Every year the European Investment Bank (EIB) invites civil society stakeholders to explain what it is doing and how decisions are made. The 2018 Seminar between Civil Society and the EIB’s Board of Directors took place in Luxemburg on 5 of February. This year the focus was put on two areas “Sustainable cities: towards a low-carbon future” and “Gender in operations: financing women’s economic empowerment”.
For our Foundation the seminar was the occasion to claim for better banking facilities and tailored financial services to respond to the needs of female-led enterprises. Access to funding and lack of financial literacy are some of the major challenges that have been detected in the discussions which were held with female entrepreneurs in Algeria and Libya with the technical support of our Foundation. To enhance the impact of their businesses, research suggests that women need to be better informed on investment possibilities and to have access to safe transport and care infrastructures in order to conciliate their commercial activities and their family life. Hence the importance for the EIB to take into account gender in all its transactions.
The panel dedicated to gender equality was composed of experts and speakers from the European Women’s Lobby, the Women’s International League for Peace and Freedom, Women’s World Banking and CITI. The session raised many burning issues such as:
- Austerity policies affect women in priority (in the EU and beyond, example was taken in Ukraine), this is why economic policies must take into account gender, otherwise they will create and reinforce gender inequalities (in the last years EU countries haven’t progressed or have gone backwards in terms of pay gap, pension gaps…).
- Financial institutions need to use gender disaggregated data and apply gender performance indicators to boost investments in women as leaders and job creators, not merely as customers.

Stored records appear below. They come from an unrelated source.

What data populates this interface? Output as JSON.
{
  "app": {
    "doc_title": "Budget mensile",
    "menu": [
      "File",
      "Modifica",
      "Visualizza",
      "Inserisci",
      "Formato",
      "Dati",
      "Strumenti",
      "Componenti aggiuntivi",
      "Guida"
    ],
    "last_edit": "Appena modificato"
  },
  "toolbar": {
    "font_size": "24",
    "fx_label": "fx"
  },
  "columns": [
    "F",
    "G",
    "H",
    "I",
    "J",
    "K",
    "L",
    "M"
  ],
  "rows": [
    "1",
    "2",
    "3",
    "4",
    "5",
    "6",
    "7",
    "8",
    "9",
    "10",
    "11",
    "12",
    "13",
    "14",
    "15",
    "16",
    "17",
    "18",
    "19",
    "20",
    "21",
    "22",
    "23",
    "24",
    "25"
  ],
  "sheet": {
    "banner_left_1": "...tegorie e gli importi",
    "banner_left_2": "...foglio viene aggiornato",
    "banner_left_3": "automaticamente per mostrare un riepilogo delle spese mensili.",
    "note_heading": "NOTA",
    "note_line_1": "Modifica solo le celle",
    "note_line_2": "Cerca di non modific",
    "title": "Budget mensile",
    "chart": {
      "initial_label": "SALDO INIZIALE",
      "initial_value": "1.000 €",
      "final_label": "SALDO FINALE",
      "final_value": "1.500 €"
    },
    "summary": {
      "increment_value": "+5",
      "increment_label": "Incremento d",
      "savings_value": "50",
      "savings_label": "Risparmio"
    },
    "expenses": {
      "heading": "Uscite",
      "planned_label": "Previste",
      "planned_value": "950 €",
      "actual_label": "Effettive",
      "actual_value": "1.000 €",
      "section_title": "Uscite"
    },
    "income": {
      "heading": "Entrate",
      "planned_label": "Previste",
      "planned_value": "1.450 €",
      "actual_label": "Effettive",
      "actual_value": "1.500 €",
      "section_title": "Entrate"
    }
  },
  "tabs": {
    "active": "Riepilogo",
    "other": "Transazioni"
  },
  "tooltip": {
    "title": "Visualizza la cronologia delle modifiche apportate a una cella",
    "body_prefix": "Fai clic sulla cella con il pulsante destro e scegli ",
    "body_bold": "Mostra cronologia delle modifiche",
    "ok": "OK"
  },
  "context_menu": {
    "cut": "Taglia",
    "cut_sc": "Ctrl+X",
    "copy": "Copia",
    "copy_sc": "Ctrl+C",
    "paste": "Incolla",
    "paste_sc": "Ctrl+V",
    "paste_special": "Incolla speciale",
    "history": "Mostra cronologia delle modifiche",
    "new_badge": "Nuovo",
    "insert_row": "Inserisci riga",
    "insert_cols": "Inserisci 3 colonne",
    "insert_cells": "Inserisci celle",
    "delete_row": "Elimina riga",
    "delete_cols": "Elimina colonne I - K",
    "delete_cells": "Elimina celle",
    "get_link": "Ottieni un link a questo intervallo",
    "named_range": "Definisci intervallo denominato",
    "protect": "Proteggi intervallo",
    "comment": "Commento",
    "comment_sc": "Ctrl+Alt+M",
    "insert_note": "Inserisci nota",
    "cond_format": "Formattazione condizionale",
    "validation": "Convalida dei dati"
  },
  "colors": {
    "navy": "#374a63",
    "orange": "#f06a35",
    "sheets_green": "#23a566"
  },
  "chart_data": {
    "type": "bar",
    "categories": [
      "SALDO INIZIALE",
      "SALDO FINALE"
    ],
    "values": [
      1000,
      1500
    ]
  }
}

- Investments are never gender neutral (safe transport, access to lands, conflicts and armaments…). Unfortunately women’s voices are absent from financial investments and business’ leadership and management. Banks like EIB could become at the forefront to ensure that women are at the top and that EIB’s projects and investments do not infringe women’s rights inside and outside the EU.
The EIB’s President, Mr Werner Hoyer, and its Vice president, Mr Alexander Stubb, acknowledged that gender inequality is persistent in corporate governance (all its 9 board members are male). Both committed to push the gender equality agenda forward through implementing the EIB group’s Gender action plan. However they did not mention the amount of resources that will be dedicated to implement it. EIB plan forecasts to raise the staff’s capacity to analyse their operations with a gender focus and to prevent and mitigate the potential negative gender impact of their investments. Another pillar will be dedicated to identify investment opportunities that increase women’s participation in the labour force.
The EIB’s willingness to fund projects and develop banking products that can improve women’s access to the market and to paid work is an opportunity to develop partnerships with CSOs. Civil society actors have access to grass root knowledge on women’s situation and gender gaps in the fields of micro finance, social impact facilities, digitalization of SMEs, etc. hence they play an important role in monitoring that public and private institutions make gender sensitive investments.
To access publications related to this news see our “Field diagnosis: For the inclusion of local actors in the promotion of female entrepreneurship" and our publication “Building an inclusive economy in Libya”.
Other publications on women in business are available in our Documentary Center.
This platform is part of the Axis 1 “Strengthening the capacities of equality actors” of the Priority Solidarity Fund “Women for the future in the Mediterranean” funded by the French Ministry of Foreign Affairs and International Development and led by the European Institute of the Mediterranean, in the framework of the project “Developing Women’s Empowerment” labelled by the Union for the Mediterranean.